RECORDS PROVIDED —
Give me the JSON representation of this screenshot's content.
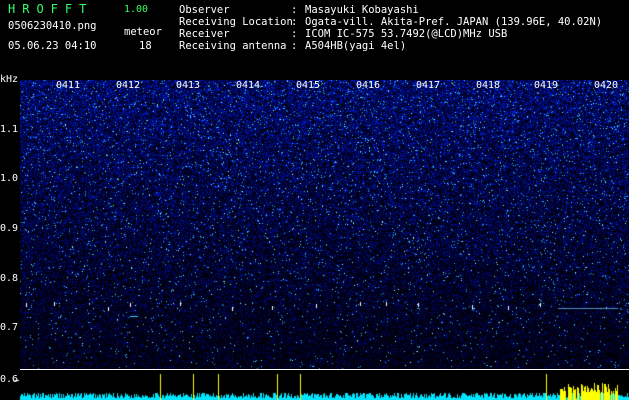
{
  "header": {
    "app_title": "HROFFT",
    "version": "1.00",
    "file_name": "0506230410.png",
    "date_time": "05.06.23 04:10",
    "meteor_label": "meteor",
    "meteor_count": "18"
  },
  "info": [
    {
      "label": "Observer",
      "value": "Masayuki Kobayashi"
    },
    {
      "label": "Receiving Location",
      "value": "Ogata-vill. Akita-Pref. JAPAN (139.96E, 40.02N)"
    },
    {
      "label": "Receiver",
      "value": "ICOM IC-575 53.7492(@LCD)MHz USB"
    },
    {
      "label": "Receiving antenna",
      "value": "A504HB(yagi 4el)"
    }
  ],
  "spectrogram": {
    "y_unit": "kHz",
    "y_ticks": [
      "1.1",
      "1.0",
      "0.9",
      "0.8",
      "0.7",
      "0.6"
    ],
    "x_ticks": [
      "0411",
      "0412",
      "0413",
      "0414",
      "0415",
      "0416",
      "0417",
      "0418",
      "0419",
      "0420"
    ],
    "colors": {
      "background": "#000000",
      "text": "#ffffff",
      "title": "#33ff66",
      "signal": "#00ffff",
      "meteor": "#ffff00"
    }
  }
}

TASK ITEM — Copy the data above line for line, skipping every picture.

TASK RESPONSE —
Give me the JSON representation of this screenshot's content.
{
  "header": {
    "app_title": "HROFFT",
    "version": "1.00",
    "file_name": "0506230410.png",
    "date_time": "05.06.23 04:10",
    "meteor_label": "meteor",
    "meteor_count": "18"
  },
  "info": [
    {
      "label": "Observer",
      "value": "Masayuki Kobayashi"
    },
    {
      "label": "Receiving Location",
      "value": "Ogata-vill. Akita-Pref. JAPAN (139.96E, 40.02N)"
    },
    {
      "label": "Receiver",
      "value": "ICOM IC-575 53.7492(@LCD)MHz USB"
    },
    {
      "label": "Receiving antenna",
      "value": "A504HB(yagi 4el)"
    }
  ],
  "spectrogram": {
    "y_unit": "kHz",
    "y_ticks": [
      "1.1",
      "1.0",
      "0.9",
      "0.8",
      "0.7",
      "0.6"
    ],
    "x_ticks": [
      "0411",
      "0412",
      "0413",
      "0414",
      "0415",
      "0416",
      "0417",
      "0418",
      "0419",
      "0420"
    ],
    "colors": {
      "background": "#000000",
      "text": "#ffffff",
      "title": "#33ff66",
      "signal": "#00ffff",
      "meteor": "#ffff00"
    }
  }
}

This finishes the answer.